■ INSTRUCTIONS FOR THE TASK
From the records, return each line that has the word "label" in it.

■ EXTRACTED INFORMATION
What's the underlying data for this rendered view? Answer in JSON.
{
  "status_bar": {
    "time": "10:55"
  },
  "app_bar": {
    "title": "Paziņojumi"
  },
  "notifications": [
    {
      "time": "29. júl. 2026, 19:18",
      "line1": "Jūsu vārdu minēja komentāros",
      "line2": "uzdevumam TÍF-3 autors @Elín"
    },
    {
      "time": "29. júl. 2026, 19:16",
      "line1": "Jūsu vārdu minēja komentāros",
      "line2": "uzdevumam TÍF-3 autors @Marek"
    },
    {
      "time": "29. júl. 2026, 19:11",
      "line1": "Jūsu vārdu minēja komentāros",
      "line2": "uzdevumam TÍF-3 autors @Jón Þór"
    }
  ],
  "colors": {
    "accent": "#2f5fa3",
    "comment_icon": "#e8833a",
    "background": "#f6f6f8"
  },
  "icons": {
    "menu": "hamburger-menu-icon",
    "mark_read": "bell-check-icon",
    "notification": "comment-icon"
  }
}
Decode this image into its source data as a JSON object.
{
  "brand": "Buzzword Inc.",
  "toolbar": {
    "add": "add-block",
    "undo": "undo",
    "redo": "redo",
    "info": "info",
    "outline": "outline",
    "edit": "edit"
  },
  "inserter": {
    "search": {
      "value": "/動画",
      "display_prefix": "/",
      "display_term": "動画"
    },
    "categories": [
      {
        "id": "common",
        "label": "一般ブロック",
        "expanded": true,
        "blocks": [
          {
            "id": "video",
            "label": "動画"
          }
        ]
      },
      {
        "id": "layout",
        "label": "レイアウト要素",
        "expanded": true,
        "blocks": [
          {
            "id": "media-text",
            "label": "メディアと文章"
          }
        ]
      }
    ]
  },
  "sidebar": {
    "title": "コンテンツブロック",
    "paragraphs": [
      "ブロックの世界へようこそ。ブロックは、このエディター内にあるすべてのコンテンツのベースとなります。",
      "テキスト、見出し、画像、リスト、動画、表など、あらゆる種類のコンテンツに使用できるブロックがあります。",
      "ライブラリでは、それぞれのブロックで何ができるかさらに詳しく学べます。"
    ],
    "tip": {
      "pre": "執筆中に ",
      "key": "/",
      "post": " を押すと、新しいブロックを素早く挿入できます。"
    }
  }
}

■ FINISHED EXERCISE
        "label": "一般ブロック",
            "label": "動画"
        "label": "レイアウト要素",
            "label": "メディアと文章"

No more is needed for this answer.